|No. of Pages||1132|
|File size||11.3 MB|
|Date Added||Jun 21, 2022|
|Category||Health & Fitness|
2100 Yoga Poses with Pictures
Most of us know yoga as a set of poses performed in a gym or yoga studio setting. The majority of yoga styles practiced today were invented in the last quarter of the 20th century and are either a far cry from yoga’s roots or have no authentic lineage.
If we really want to examine the roots of yoga, we need to go back to the Harrapan culture, datingback 3,500 years, when yoga was a meditative practice. According to some, around 1500 BCE, Harrapan culture was diminished due to Aryan invasion. Barbarians from Normandy introduced the caste system and enforced a set of religious rituals that involved blood sacrifice practices. Along with these religious practices came sacred scriptures called the Vedas, a large body of spiritual texts originating in India. The word “yoga” was first mentioned in the oldest of the Vedas, Rig Veda. It referred to the concept of discipline.

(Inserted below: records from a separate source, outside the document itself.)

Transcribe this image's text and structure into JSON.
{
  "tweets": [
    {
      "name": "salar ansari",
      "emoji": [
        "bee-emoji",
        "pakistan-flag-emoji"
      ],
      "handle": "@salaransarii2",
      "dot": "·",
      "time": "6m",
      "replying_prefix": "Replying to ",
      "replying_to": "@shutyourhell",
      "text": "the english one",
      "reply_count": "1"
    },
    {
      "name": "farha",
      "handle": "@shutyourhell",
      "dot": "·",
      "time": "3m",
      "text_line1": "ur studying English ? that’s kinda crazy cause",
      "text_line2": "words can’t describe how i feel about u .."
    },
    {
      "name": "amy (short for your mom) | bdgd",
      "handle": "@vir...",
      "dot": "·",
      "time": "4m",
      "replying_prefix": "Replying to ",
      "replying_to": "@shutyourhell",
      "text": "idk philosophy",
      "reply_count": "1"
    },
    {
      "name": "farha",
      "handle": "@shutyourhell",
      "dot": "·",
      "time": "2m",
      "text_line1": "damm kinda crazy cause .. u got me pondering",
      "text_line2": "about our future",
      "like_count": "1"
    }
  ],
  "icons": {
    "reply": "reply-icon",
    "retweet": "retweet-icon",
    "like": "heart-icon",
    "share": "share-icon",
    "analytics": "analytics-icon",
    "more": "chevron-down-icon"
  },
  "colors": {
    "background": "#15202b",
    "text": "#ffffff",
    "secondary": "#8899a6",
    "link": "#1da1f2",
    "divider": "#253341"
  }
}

Fast forward to 800 BCE. The Upanishads, a collection of texts that contain some of the earliest concepts of Hinduism, prescribed the method of achieving enlightenment by studying under a teacher and dedicating one’s life to a yoga practice. The Upanishads outlined two paths to enlightenment: Karma Yoga (selfless dedication to the service of others) and Jnana Yoga (intense study of spiritual writings). Around the 3rd century BCE, the Maitrayaniya Upanishad prescribed a six-step process to enlightenment, which included mastering pranayama (breath control), pratyaharia (sense withdrawal), dhyana (meditation), dharana (one-pointed concentration), tarka (self-reflection), and samadhi (absolute absorption) in order to unite the Atman (individual’s spirit) and Brahman (universal spirit or source of creation). The sacred syllable om appeared in this particular Upanishad as a symbol of union between mind and breath.
At around the same time that Maitrayaniya Upanishad was introduced, Bhagavad Gita gained prominence. This scripture combined and mythological tales that later made their way into a celebrated collection of tales, Mahabharata. Three methods of devotion were outlined in Bhagavad Gita: Karma Yoga, Jnana Yoga, and Bhakti Yoga (devotion).
Compiled around 400 CE by Patanjali, The Yoga Sutras introduced the eight-fold path to yoga practice, which is considered to be the classical yoga manual and the foundation of many of today’s yoga practices, particularly Ashtanga Yoga. We will hear more about this eight-fold path in The Eight Limbs of Yoga (here), which include yama (self-restraint) niyama (self-purification by self-restraint and discipline), asana (seat or posture), pranayama (control of breath), pratyahara (sense withdrawal), dharana (one-pointed concentration), dhyana (meditation), and samadhi (total absorption).